> WHAT THE TASK ASKS:
Would you work out how many lines below include the word "kind"? Only that number is wanted.

Excerpts from a dataset
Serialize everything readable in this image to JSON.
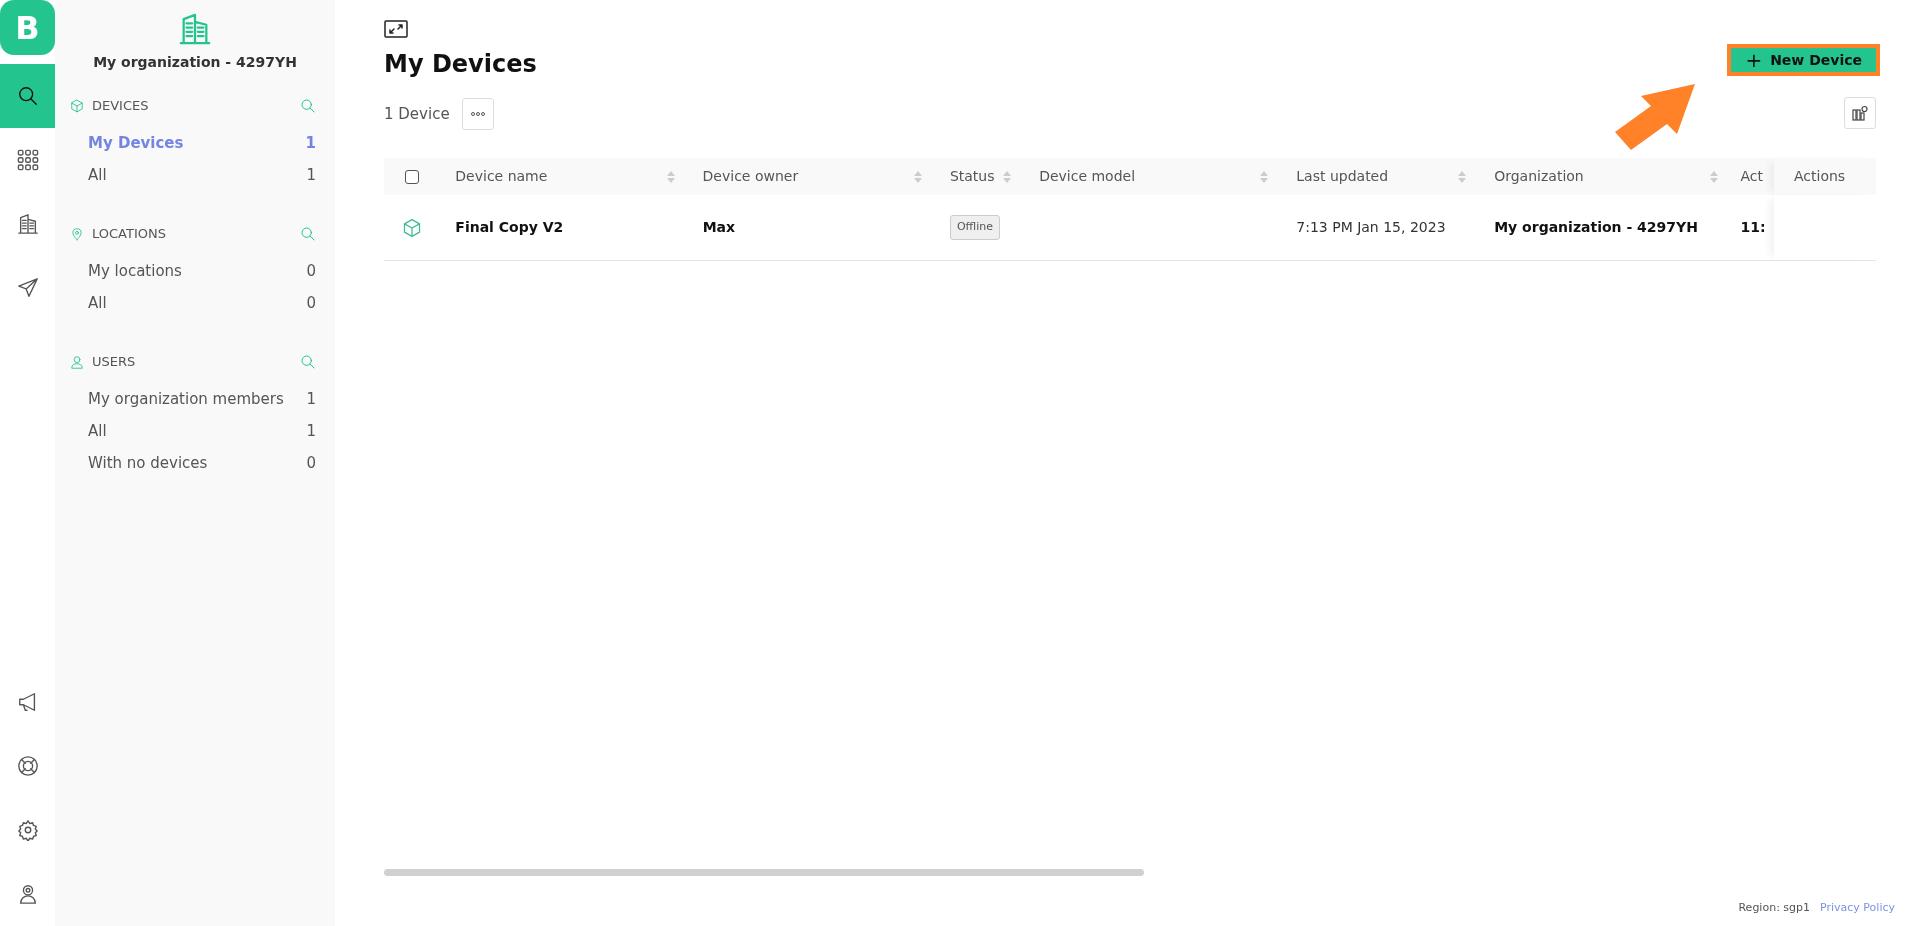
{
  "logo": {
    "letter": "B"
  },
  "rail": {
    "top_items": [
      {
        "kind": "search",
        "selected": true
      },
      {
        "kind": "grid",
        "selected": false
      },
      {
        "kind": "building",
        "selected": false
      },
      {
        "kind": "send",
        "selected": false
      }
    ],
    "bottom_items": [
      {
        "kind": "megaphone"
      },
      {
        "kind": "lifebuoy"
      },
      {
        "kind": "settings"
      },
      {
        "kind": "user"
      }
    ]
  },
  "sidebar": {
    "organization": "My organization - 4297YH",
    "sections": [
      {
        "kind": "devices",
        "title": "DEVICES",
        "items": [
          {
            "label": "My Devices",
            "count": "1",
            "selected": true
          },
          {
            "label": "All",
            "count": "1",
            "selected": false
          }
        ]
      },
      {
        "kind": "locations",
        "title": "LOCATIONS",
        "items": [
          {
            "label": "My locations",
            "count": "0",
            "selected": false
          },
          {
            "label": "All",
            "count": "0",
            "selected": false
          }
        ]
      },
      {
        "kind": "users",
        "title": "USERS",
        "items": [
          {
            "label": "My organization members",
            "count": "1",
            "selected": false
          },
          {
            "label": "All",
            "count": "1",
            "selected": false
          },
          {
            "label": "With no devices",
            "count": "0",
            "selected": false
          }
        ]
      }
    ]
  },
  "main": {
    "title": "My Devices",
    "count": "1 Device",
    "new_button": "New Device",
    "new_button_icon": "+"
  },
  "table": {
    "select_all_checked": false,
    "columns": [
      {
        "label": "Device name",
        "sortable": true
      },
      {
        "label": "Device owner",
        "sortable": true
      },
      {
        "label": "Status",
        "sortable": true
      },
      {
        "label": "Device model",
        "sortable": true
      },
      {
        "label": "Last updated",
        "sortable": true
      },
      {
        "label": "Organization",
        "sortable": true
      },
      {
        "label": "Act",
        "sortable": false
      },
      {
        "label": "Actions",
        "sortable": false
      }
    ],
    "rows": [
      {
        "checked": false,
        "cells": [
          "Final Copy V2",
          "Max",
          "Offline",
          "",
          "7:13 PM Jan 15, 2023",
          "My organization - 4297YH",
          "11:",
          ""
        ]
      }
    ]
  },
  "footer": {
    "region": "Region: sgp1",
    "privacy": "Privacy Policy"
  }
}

> WRITTEN ANSWER:
11